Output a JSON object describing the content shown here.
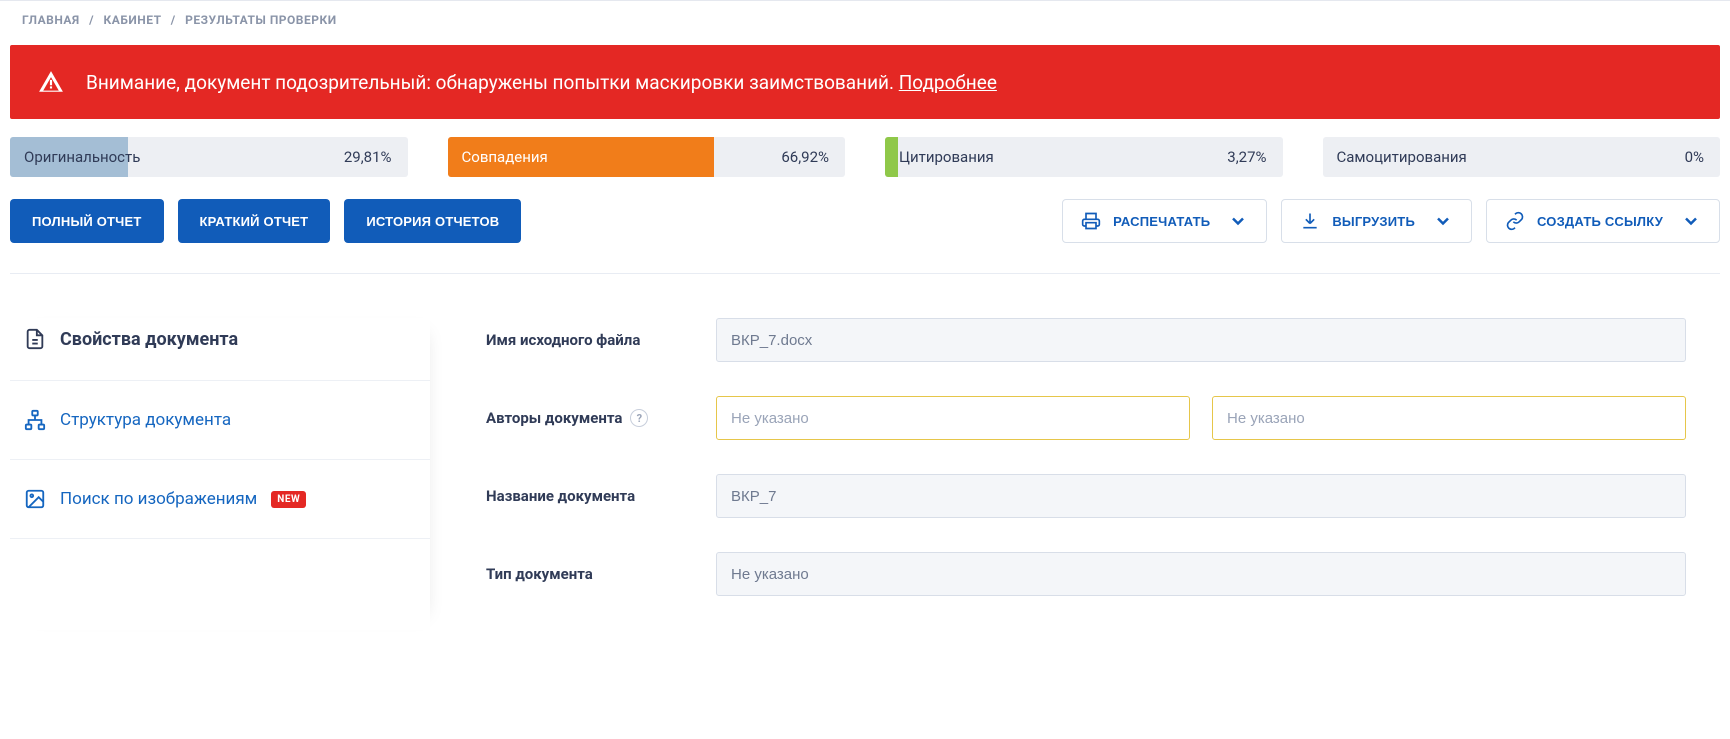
{
  "breadcrumbs": {
    "home": "ГЛАВНАЯ",
    "cabinet": "КАБИНЕТ",
    "current": "РЕЗУЛЬТАТЫ ПРОВЕРКИ"
  },
  "alert": {
    "text": "Внимание, документ подозрительный: обнаружены попытки маскировки заимствований. ",
    "more": "Подробнее"
  },
  "stats": {
    "originality": {
      "label": "Оригинальность",
      "value": "29,81%",
      "pct": 29.81,
      "color": "#a4bed5"
    },
    "matches": {
      "label": "Совпадения",
      "value": "66,92%",
      "pct": 66.92,
      "color": "#f17d1a"
    },
    "citations": {
      "label": "Цитирования",
      "value": "3,27%",
      "pct": 3.27,
      "color": "#8fc849"
    },
    "selfcite": {
      "label": "Самоцитирования",
      "value": "0%",
      "pct": 0
    }
  },
  "buttons": {
    "full_report": "ПОЛНЫЙ ОТЧЕТ",
    "short_report": "КРАТКИЙ ОТЧЕТ",
    "history": "ИСТОРИЯ ОТЧЕТОВ",
    "print": "РАСПЕЧАТАТЬ",
    "export": "ВЫГРУЗИТЬ",
    "share": "СОЗДАТЬ ССЫЛКУ"
  },
  "side": {
    "props_title": "Свойства документа",
    "structure": "Структура документа",
    "image_search": "Поиск по изображениям",
    "new_badge": "NEW"
  },
  "props": {
    "source_name_label": "Имя исходного файла",
    "source_name_value": "ВКР_7.docx",
    "authors_label": "Авторы документа",
    "author_placeholder": "Не указано",
    "doc_name_label": "Название документа",
    "doc_name_value": "ВКР_7",
    "doc_type_label": "Тип документа",
    "doc_type_value": "Не указано"
  }
}
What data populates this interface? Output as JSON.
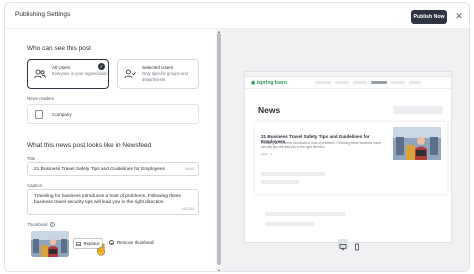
{
  "window": {
    "title": "Publishing Settings",
    "publish_label": "Publish Now"
  },
  "visibility": {
    "heading": "Who can see this post",
    "options": [
      {
        "title": "All Users",
        "desc": "Everyone in your organization",
        "selected": true
      },
      {
        "title": "Selected Users",
        "desc": "Only specific groups and departments",
        "selected": false
      }
    ],
    "readers_label": "News readers",
    "readers_value": "Company"
  },
  "newsfeed": {
    "heading": "What this news post looks like in Newsfeed",
    "title_label": "Title",
    "title_value": "21 Business Travel Safety Tips and Guidelines for Employees",
    "title_count": "59/90",
    "caption_label": "Caption",
    "caption_value": "Traveling for business introduces a host of problems. Following these business travel security tips will lead you in the right direction.",
    "caption_count": "140/150",
    "thumbnail_label": "Thumbnail",
    "replace_label": "Replace",
    "remove_label": "Remove thumbnail"
  },
  "preview": {
    "logo_text": "ispring learn",
    "news_heading": "News",
    "headline": "21 Business Travel Safety Tips and Guidelines for Employees",
    "excerpt": "Traveling for business introduces a host of problems. Following these business travel security tips will lead you in the right direction.",
    "meta": "Hello · 0"
  },
  "colors": {
    "accent": "#2f3540",
    "brand_green": "#2d9c5a",
    "preview_bg": "#f0f1f3"
  },
  "icons": [
    "close-icon",
    "users-icon",
    "user-select-icon",
    "check-icon",
    "building-icon",
    "info-icon",
    "image-icon",
    "remove-icon",
    "desktop-icon",
    "mobile-icon",
    "cursor-icon"
  ]
}
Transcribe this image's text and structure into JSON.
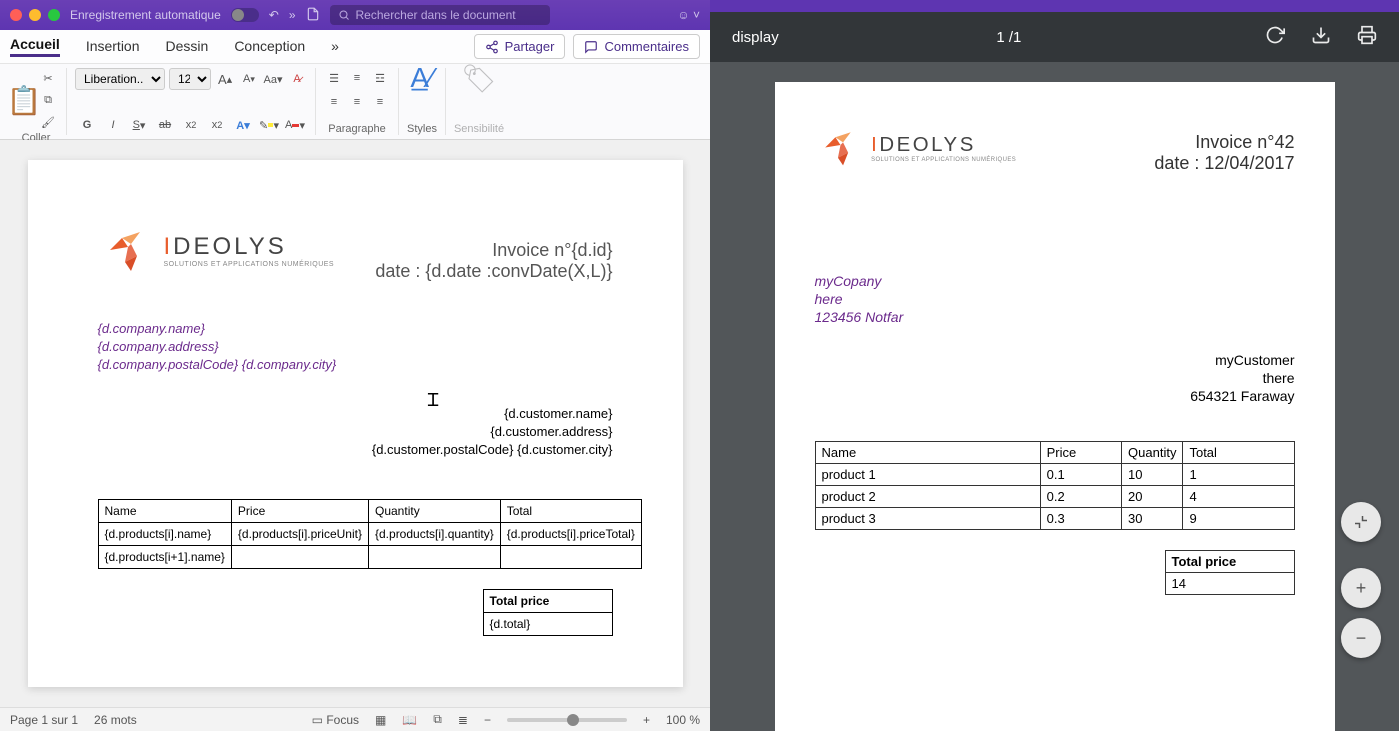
{
  "word": {
    "titlebar": {
      "autosave_label": "Enregistrement automatique",
      "search_placeholder": "Rechercher dans le document",
      "undo_icon": "↶"
    },
    "tabs": {
      "accueil": "Accueil",
      "insertion": "Insertion",
      "dessin": "Dessin",
      "conception": "Conception",
      "more": "»"
    },
    "actions": {
      "partager": "Partager",
      "commentaires": "Commentaires"
    },
    "ribbon": {
      "coller": "Coller",
      "font_name": "Liberation...",
      "font_size": "12",
      "paragraphe": "Paragraphe",
      "styles": "Styles",
      "sensibilite": "Sensibilité"
    },
    "statusbar": {
      "page": "Page 1 sur 1",
      "words": "26 mots",
      "focus": "Focus",
      "zoom": "100 %"
    }
  },
  "template": {
    "logo_text_i": "I",
    "logo_text_rest": "DEOLYS",
    "logo_sub": "SOLUTIONS ET APPLICATIONS NUMÉRIQUES",
    "invoice_line": "Invoice n°{d.id}",
    "date_line": "date : {d.date :convDate(X,L)}",
    "company_name": "{d.company.name}",
    "company_address": "{d.company.address}",
    "company_postal_city": "{d.company.postalCode} {d.company.city}",
    "customer_name": "{d.customer.name}",
    "customer_address": "{d.customer.address}",
    "customer_postal_city": "{d.customer.postalCode} {d.customer.city}",
    "table": {
      "headers": {
        "name": "Name",
        "price": "Price",
        "quantity": "Quantity",
        "total": "Total"
      },
      "row1": {
        "name": "{d.products[i].name}",
        "price": "{d.products[i].priceUnit}",
        "quantity": "{d.products[i].quantity}",
        "total": "{d.products[i].priceTotal}"
      },
      "row2_name": "{d.products[i+1].name}"
    },
    "total_label": "Total price",
    "total_value": "{d.total}"
  },
  "pdf": {
    "title": "display",
    "page_indicator": "1 /1",
    "invoice_line": "Invoice n°42",
    "date_line": "date : 12/04/2017",
    "company": {
      "name": "myCopany",
      "address": "here",
      "postal_city": "123456 Notfar"
    },
    "customer": {
      "name": "myCustomer",
      "address": "there",
      "postal_city": "654321 Faraway"
    },
    "headers": {
      "name": "Name",
      "price": "Price",
      "quantity": "Quantity",
      "total": "Total"
    },
    "rows": [
      {
        "name": "product 1",
        "price": "0.1",
        "quantity": "10",
        "total": "1"
      },
      {
        "name": "product 2",
        "price": "0.2",
        "quantity": "20",
        "total": "4"
      },
      {
        "name": "product 3",
        "price": "0.3",
        "quantity": "30",
        "total": "9"
      }
    ],
    "total_label": "Total price",
    "total_value": "14"
  }
}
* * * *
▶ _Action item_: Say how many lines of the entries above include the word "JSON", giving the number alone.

▶ _Written answer_: 3